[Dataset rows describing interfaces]
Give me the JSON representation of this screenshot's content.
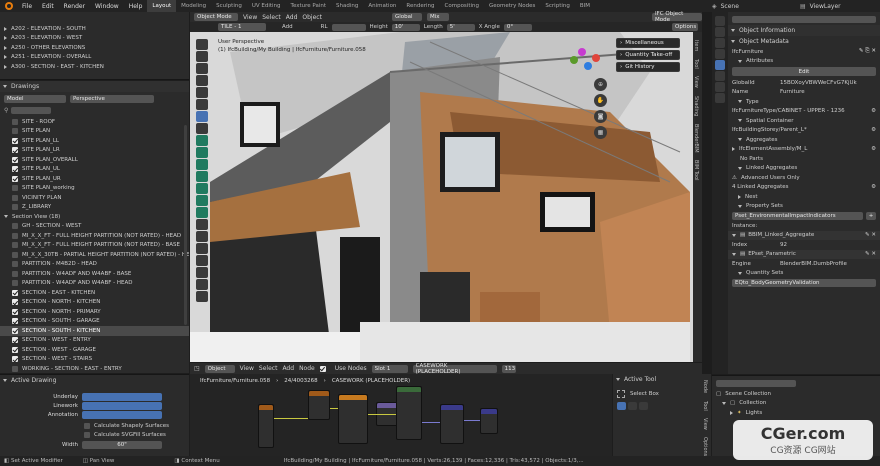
{
  "menubar": {
    "menus": [
      "File",
      "Edit",
      "Render",
      "Window",
      "Help"
    ],
    "workspaces": [
      "Layout",
      "Modeling",
      "Sculpting",
      "UV Editing",
      "Texture Paint",
      "Shading",
      "Animation",
      "Rendering",
      "Compositing",
      "Geometry Nodes",
      "Scripting",
      "BIM"
    ],
    "active_workspace": "Layout",
    "scene_label": "Scene",
    "view_layer_label": "ViewLayer"
  },
  "outliner_drawings": {
    "top_items": [
      "A202 - ELEVATION - SOUTH",
      "A203 - ELEVATION - WEST",
      "A250 - OTHER ELEVATIONS",
      "A251 - ELEVATION - OVERALL",
      "A300 - SECTION - EAST - KITCHEN"
    ],
    "header_label": "Drawings",
    "target_value": "Model",
    "target_view": "Perspective",
    "items": [
      {
        "label": "SITE - ROOF",
        "checked": false
      },
      {
        "label": "SITE PLAN",
        "checked": false
      },
      {
        "label": "SITE PLAN_LL",
        "checked": true
      },
      {
        "label": "SITE PLAN_LR",
        "checked": true
      },
      {
        "label": "SITE PLAN_OVERALL",
        "checked": true
      },
      {
        "label": "SITE PLAN_UL",
        "checked": true
      },
      {
        "label": "SITE PLAN_UR",
        "checked": true
      },
      {
        "label": "SITE PLAN_working",
        "checked": false
      },
      {
        "label": "VICINITY PLAN",
        "checked": false
      },
      {
        "label": "Z_LIBRARY",
        "checked": false
      },
      {
        "label": "Section View (18)",
        "checked": null
      },
      {
        "label": "GH - SECTION - WEST",
        "checked": false
      },
      {
        "label": "MI_X_X_FT - FULL HEIGHT PARTITION (NOT RATED) - HEAD",
        "checked": false
      },
      {
        "label": "MI_X_X_FT - FULL HEIGHT PARTITION (NOT RATED) - BASE",
        "checked": false
      },
      {
        "label": "MI_X_X_30TB - PARTIAL HEIGHT PARTITION (NOT RATED) - HEAD",
        "checked": false
      },
      {
        "label": "PARTITION - M4B2D - HEAD",
        "checked": false
      },
      {
        "label": "PARTITION - W4ADF AND W4ABF - BASE",
        "checked": false
      },
      {
        "label": "PARTITION - W4ADF AND W4ABF - HEAD",
        "checked": false
      },
      {
        "label": "SECTION - EAST - KITCHEN",
        "checked": true
      },
      {
        "label": "SECTION - NORTH - KITCHEN",
        "checked": true
      },
      {
        "label": "SECTION - NORTH - PRIMARY",
        "checked": true
      },
      {
        "label": "SECTION - SOUTH - GARAGE",
        "checked": true
      },
      {
        "label": "SECTION - SOUTH - KITCHEN",
        "checked": true,
        "selected": true
      },
      {
        "label": "SECTION - WEST - ENTRY",
        "checked": true
      },
      {
        "label": "SECTION - WEST - GARAGE",
        "checked": true
      },
      {
        "label": "SECTION - WEST - STAIRS",
        "checked": true
      },
      {
        "label": "WORKING - SECTION - EAST - ENTRY",
        "checked": false
      }
    ]
  },
  "active_drawing": {
    "title": "Active Drawing",
    "rows": [
      {
        "label": "Underlay"
      },
      {
        "label": "Linework"
      },
      {
        "label": "Annotation"
      }
    ],
    "calc_shapely": "Calculate Shapely Surfaces",
    "calc_svgfill": "Calculate SVGFill Surfaces",
    "width_label": "Width",
    "width_value": "60\""
  },
  "viewport": {
    "mode": "Object Mode",
    "menus": [
      "View",
      "Select",
      "Add",
      "Object"
    ],
    "orientation": "Global",
    "mix_label": "Mix",
    "ifc_mode": "IFC Object Mode",
    "tile_label": "TILE - 1",
    "add_label": "Add",
    "rl_label": "RL",
    "height_label": "Height",
    "height_value": "10'",
    "length_label": "Length",
    "length_value": "5'",
    "xangle_label": "X Angle",
    "xangle_value": "0°",
    "options_label": "Options",
    "view_name": "User Perspective",
    "view_path": "(1) IfcBuilding/My Building | IfcFurniture/Furniture.058",
    "popup_buttons": [
      "Miscellaneous",
      "Quantity Take-off",
      "Git History"
    ],
    "side_tabs": [
      "Item",
      "Tool",
      "View",
      "Shading",
      "BlenderBIM",
      "BIM Tool",
      "Instant Clean",
      "BlenderBIM | Geometry"
    ]
  },
  "node_editor": {
    "editor_type": "Object",
    "menus": [
      "View",
      "Select",
      "Add",
      "Node"
    ],
    "use_nodes_label": "Use Nodes",
    "slot_label": "Slot 1",
    "material_name": "CASEWORK (PLACEHOLDER)",
    "user_count": "113",
    "breadcrumb_object": "IfcFurniture/Furniture.058",
    "breadcrumb_id": "24/4003268",
    "breadcrumb_material": "CASEWORK (PLACEHOLDER)",
    "active_tool_title": "Active Tool",
    "active_tool_name": "Select Box",
    "side_tabs": [
      "Node",
      "Tool",
      "View",
      "Options"
    ]
  },
  "properties": {
    "title": "Object Information",
    "object_metadata": "Object Metadata",
    "entity_name": "IfcFurniture",
    "attributes": "Attributes",
    "edit_label": "Edit",
    "global_id_label": "GlobalId",
    "global_id_value": "15BOXoyVBWWeCFvG7KjUk",
    "name_label": "Name",
    "name_value": "Furniture",
    "type_label": "Type",
    "type_value": "IfcFurnitureType/CABINET - UPPER - 1236",
    "spatial_label": "Spatial Container",
    "spatial_value": "IfcBuildingStorey/Parent_L*",
    "aggregates_label": "Aggregates",
    "aggregate_value": "IfcElementAssembly/M_L",
    "no_parts": "No Parts",
    "linked_aggregates": "Linked Aggregates",
    "advanced_users": "Advanced Users Only",
    "linked_count": "4 Linked Aggregates",
    "nest_label": "Nest",
    "property_sets": "Property Sets",
    "pset_name": "Pset_EnvironmentalImpactIndicators",
    "instance_label": "Instance:",
    "pset1": "BBIM_Linked_Aggregate",
    "index_label": "Index",
    "index_value": "92",
    "pset2": "EPset_Parametric",
    "engine_label": "Engine",
    "engine_value": "BlenderBIM.DumbProfile",
    "quantity_sets": "Quantity Sets",
    "qto_name": "EQto_BodyGeometryValidation"
  },
  "scene_outliner": {
    "title": "Scene Collection",
    "items": [
      "Collection",
      "Lights"
    ]
  },
  "statusbar": {
    "left": [
      "Set Active Modifier",
      "Pan View",
      "Context Menu"
    ],
    "right": "IfcBuilding/My Building | IfcFurniture/Furniture.058 | Verts:26,139 | Faces:12,336 | Tris:43,572 | Objects:1/3,..."
  },
  "watermark": {
    "main": "CGer.com",
    "sub": "CG资源 CG网站"
  }
}
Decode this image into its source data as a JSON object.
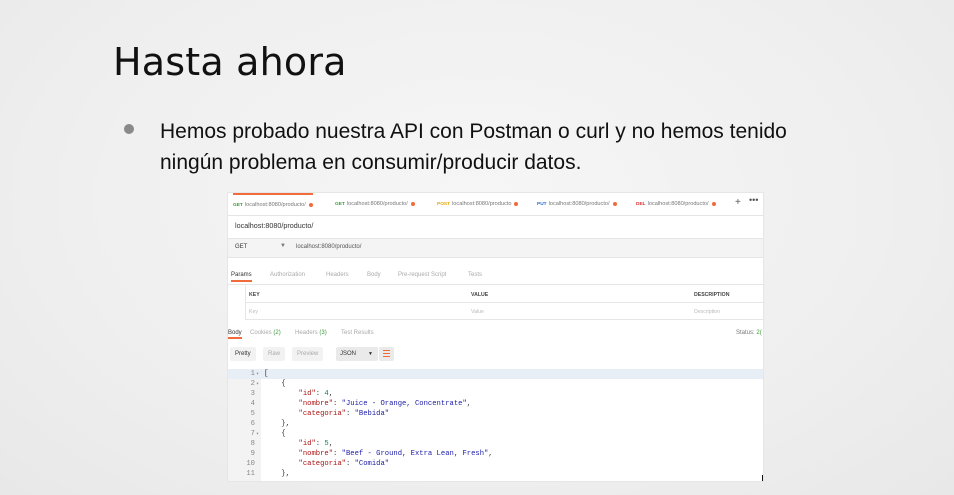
{
  "slide": {
    "title": "Hasta ahora",
    "bullet": "Hemos probado nuestra API con Postman o curl y no hemos tenido ningún problema en consumir/producir datos."
  },
  "postman": {
    "tabs": [
      {
        "method": "GET",
        "url": "localhost:8080/producto/",
        "method_color": "#3a9b3a",
        "active": true
      },
      {
        "method": "GET",
        "url": "localhost:8080/producto/",
        "method_color": "#3a9b3a"
      },
      {
        "method": "POST",
        "url": "localhost:8080/producto",
        "method_color": "#e6a700"
      },
      {
        "method": "PUT",
        "url": "localhost:8080/producto/",
        "method_color": "#2c6fd6"
      },
      {
        "method": "DEL",
        "url": "localhost:8080/producto/",
        "method_color": "#d63333"
      }
    ],
    "tab_actions": {
      "plus": "+",
      "more": "•••"
    },
    "request_title": "localhost:8080/producto/",
    "method": "GET",
    "url": "localhost:8080/producto/",
    "request_tabs": [
      "Params",
      "Authorization",
      "Headers",
      "Body",
      "Pre-request Script",
      "Tests"
    ],
    "params_table": {
      "headers": [
        "KEY",
        "VALUE",
        "DESCRIPTION"
      ],
      "placeholders": [
        "Key",
        "Value",
        "Description"
      ]
    },
    "response_tabs": {
      "body": "Body",
      "cookies": "Cookies",
      "cookies_count": "(2)",
      "headers": "Headers",
      "headers_count": "(3)",
      "tests": "Test Results"
    },
    "status_label": "Status:",
    "status_value": "2(",
    "format_buttons": [
      "Pretty",
      "Raw",
      "Preview"
    ],
    "format_select": "JSON",
    "code_lines": [
      {
        "num": "1",
        "fold": "▾",
        "text": "[",
        "hl": true
      },
      {
        "num": "2",
        "fold": "▾",
        "text": "    {"
      },
      {
        "num": "3",
        "text": "        ",
        "key": "\"id\"",
        "sep": ": ",
        "num_val": "4",
        "tail": ","
      },
      {
        "num": "4",
        "text": "        ",
        "key": "\"nombre\"",
        "sep": ": ",
        "str_val": "\"Juice - Orange, Concentrate\"",
        "tail": ","
      },
      {
        "num": "5",
        "text": "        ",
        "key": "\"categoria\"",
        "sep": ": ",
        "str_val": "\"Bebida\""
      },
      {
        "num": "6",
        "text": "    },"
      },
      {
        "num": "7",
        "fold": "▾",
        "text": "    {"
      },
      {
        "num": "8",
        "text": "        ",
        "key": "\"id\"",
        "sep": ": ",
        "num_val": "5",
        "tail": ","
      },
      {
        "num": "9",
        "text": "        ",
        "key": "\"nombre\"",
        "sep": ": ",
        "str_val": "\"Beef - Ground, Extra Lean, Fresh\"",
        "tail": ","
      },
      {
        "num": "10",
        "text": "        ",
        "key": "\"categoria\"",
        "sep": ": ",
        "str_val": "\"Comida\""
      },
      {
        "num": "11",
        "text": "    },"
      }
    ]
  }
}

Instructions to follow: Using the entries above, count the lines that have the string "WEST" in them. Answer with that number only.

Solution to the exercise: 5